Start of EXCERPTED DATA
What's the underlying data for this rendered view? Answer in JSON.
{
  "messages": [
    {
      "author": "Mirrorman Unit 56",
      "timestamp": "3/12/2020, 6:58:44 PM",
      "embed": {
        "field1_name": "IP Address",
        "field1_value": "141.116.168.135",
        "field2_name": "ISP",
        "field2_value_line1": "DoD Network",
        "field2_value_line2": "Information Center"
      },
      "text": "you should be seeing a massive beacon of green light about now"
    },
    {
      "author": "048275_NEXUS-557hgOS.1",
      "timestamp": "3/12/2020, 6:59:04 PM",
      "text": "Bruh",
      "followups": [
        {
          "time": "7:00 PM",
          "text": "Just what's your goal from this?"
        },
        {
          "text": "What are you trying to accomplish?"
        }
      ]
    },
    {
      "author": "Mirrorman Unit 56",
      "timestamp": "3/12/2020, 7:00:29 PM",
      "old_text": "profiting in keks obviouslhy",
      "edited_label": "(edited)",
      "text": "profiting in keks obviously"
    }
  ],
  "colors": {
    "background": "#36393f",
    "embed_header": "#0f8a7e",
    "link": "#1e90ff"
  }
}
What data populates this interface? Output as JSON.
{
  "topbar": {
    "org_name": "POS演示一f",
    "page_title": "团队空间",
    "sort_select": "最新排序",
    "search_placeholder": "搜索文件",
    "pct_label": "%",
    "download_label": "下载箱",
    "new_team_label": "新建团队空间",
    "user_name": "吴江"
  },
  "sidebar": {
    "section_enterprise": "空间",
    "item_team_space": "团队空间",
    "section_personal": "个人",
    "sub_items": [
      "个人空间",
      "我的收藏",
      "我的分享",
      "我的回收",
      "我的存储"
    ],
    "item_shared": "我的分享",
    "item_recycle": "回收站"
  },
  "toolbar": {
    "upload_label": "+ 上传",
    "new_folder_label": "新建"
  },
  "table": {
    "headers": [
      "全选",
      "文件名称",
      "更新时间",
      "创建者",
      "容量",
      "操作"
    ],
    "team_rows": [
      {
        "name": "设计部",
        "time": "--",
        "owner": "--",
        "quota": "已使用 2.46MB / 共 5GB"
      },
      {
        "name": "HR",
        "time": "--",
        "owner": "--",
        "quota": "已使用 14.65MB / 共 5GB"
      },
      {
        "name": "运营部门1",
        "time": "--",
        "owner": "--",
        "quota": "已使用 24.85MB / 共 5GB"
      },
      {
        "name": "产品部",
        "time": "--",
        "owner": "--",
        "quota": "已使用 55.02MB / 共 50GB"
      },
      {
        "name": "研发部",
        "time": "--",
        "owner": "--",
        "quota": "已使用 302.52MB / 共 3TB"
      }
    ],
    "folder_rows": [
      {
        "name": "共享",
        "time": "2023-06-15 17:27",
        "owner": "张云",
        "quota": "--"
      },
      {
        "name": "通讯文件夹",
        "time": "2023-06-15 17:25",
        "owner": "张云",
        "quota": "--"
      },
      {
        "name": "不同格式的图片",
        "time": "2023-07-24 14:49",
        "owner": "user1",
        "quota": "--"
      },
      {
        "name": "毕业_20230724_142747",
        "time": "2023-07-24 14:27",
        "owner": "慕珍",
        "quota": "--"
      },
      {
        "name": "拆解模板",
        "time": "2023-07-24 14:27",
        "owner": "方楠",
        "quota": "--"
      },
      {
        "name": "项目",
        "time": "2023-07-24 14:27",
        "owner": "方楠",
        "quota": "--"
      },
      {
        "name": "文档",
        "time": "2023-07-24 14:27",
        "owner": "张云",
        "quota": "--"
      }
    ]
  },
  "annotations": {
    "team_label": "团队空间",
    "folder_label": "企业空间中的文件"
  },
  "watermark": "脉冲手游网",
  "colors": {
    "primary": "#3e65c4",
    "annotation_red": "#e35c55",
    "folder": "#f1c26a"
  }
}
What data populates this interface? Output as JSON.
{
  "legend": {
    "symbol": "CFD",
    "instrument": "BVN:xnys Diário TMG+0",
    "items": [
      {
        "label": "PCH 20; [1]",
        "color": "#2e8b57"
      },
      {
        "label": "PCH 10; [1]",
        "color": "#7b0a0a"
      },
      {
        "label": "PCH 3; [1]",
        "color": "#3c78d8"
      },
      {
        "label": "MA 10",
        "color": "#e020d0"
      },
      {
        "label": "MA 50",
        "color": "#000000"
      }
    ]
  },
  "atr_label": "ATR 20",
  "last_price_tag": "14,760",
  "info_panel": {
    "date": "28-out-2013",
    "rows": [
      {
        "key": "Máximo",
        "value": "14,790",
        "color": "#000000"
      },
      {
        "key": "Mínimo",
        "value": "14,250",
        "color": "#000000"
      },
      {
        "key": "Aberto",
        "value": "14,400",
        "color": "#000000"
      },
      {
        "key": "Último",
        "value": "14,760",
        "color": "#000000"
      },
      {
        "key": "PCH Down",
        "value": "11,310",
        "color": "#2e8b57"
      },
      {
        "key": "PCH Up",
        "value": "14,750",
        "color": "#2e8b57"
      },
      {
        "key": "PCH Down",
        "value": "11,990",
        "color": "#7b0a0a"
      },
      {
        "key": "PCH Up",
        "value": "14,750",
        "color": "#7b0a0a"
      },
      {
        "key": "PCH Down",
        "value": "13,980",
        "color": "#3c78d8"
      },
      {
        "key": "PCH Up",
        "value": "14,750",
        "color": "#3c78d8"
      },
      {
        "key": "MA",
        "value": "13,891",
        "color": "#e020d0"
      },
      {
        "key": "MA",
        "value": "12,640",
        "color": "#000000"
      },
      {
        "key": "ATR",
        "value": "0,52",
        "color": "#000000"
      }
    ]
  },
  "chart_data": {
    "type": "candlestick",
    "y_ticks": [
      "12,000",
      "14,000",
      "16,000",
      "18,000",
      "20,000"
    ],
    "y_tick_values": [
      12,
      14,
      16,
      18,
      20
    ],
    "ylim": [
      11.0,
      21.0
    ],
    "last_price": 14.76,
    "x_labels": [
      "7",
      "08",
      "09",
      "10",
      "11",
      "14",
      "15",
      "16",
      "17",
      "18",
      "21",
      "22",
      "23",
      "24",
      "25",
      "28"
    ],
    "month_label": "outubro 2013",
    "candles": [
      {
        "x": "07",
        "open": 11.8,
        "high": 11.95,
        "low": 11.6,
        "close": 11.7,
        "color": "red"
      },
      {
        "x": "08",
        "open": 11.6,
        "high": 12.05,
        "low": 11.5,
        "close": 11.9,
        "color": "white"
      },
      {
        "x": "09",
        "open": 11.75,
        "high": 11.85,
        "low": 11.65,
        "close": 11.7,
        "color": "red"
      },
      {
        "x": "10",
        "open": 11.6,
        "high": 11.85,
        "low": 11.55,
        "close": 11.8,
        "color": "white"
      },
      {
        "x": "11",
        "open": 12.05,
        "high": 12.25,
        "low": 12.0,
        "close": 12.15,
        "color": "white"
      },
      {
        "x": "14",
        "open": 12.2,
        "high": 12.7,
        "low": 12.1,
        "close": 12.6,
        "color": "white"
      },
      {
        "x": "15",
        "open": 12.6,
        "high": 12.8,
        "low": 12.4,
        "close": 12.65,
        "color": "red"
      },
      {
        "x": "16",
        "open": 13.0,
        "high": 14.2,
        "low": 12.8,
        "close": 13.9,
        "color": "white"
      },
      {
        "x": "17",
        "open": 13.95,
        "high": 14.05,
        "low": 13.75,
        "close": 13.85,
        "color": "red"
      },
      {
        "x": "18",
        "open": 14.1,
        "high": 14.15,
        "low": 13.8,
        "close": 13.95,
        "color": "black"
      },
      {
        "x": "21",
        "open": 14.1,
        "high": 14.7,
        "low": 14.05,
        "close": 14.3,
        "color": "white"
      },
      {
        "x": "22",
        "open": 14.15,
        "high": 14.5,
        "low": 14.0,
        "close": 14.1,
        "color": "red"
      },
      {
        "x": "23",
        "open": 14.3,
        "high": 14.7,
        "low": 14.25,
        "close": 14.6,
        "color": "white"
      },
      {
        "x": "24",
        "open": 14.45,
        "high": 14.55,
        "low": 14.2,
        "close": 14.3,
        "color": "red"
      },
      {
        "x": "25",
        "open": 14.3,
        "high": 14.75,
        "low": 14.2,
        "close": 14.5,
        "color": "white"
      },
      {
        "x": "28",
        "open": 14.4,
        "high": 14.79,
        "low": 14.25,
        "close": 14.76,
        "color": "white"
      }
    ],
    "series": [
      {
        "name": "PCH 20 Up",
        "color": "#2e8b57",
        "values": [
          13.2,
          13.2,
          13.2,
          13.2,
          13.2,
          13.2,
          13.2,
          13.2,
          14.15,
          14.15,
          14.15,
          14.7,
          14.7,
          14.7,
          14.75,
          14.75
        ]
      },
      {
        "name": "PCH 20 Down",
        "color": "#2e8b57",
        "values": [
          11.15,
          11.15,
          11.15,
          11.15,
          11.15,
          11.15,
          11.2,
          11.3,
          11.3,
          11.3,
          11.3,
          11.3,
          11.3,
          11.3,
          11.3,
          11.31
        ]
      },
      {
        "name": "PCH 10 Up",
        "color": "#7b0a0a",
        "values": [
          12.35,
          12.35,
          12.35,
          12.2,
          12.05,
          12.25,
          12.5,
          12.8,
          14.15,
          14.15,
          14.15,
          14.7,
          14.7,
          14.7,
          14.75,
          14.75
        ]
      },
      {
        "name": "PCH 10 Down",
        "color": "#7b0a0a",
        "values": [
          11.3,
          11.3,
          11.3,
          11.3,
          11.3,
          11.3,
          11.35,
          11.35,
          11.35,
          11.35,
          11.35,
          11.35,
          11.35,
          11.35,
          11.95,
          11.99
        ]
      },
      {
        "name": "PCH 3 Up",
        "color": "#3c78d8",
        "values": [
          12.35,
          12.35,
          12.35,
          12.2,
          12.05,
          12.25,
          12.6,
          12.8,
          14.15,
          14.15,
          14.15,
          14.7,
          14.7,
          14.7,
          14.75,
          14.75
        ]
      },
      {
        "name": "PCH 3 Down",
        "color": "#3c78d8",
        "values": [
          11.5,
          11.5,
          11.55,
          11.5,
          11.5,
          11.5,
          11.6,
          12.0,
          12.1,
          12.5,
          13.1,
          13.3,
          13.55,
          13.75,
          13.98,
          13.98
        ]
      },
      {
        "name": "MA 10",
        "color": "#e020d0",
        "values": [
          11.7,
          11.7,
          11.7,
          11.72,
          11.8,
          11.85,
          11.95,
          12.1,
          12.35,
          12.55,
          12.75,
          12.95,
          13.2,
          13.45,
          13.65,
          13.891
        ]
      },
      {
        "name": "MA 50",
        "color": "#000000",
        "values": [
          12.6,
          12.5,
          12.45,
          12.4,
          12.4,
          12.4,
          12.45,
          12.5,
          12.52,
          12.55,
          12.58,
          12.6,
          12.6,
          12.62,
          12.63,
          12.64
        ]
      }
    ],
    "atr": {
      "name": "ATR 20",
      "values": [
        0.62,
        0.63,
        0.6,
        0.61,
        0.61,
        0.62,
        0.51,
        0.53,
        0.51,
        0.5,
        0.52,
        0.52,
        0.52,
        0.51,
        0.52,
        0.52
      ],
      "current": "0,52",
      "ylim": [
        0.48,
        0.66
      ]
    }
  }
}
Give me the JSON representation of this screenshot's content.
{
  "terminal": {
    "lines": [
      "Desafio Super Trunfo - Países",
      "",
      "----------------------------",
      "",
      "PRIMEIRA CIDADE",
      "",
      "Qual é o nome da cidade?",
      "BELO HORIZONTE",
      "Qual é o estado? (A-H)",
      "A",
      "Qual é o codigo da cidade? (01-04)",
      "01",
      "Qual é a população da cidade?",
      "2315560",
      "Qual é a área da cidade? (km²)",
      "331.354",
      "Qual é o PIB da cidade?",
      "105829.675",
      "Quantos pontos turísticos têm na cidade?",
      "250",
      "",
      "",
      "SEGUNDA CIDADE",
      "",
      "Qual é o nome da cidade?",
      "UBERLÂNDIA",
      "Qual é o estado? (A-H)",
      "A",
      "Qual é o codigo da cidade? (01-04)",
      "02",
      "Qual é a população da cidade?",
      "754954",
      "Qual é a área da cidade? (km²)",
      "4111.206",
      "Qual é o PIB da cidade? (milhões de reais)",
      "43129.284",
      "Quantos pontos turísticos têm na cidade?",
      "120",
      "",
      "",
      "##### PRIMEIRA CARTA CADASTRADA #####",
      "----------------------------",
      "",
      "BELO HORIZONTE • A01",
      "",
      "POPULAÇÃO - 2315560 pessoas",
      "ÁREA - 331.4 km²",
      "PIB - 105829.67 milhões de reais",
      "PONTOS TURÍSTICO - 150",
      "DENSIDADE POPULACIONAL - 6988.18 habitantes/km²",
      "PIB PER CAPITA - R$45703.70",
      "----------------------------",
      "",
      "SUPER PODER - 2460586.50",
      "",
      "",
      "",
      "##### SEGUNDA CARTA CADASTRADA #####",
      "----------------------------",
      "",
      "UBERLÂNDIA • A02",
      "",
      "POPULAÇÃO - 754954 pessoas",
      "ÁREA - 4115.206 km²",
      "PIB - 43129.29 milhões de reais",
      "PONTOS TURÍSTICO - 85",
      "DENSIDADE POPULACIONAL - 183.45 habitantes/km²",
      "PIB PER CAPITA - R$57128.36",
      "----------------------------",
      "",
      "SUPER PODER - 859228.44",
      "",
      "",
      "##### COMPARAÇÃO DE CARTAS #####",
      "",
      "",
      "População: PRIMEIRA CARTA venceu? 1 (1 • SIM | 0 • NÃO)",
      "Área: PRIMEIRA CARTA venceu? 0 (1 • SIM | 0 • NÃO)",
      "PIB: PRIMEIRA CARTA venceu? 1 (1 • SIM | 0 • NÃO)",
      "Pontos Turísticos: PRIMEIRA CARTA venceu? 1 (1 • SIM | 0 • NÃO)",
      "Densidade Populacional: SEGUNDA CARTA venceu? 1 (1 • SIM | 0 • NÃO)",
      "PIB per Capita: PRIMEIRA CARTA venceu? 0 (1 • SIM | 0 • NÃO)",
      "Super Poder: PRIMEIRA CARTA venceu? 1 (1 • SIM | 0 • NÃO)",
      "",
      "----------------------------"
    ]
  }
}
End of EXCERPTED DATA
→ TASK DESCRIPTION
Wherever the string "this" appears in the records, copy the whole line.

→ ANSWER BOX
What's the underlying data for this rendered view? Answer in JSON.
          "text": "Just what's your goal from this?"
What data populates this interface? Output as JSON.
What data populates this interface? Output as JSON.
Give me the JSON representation of this screenshot's content.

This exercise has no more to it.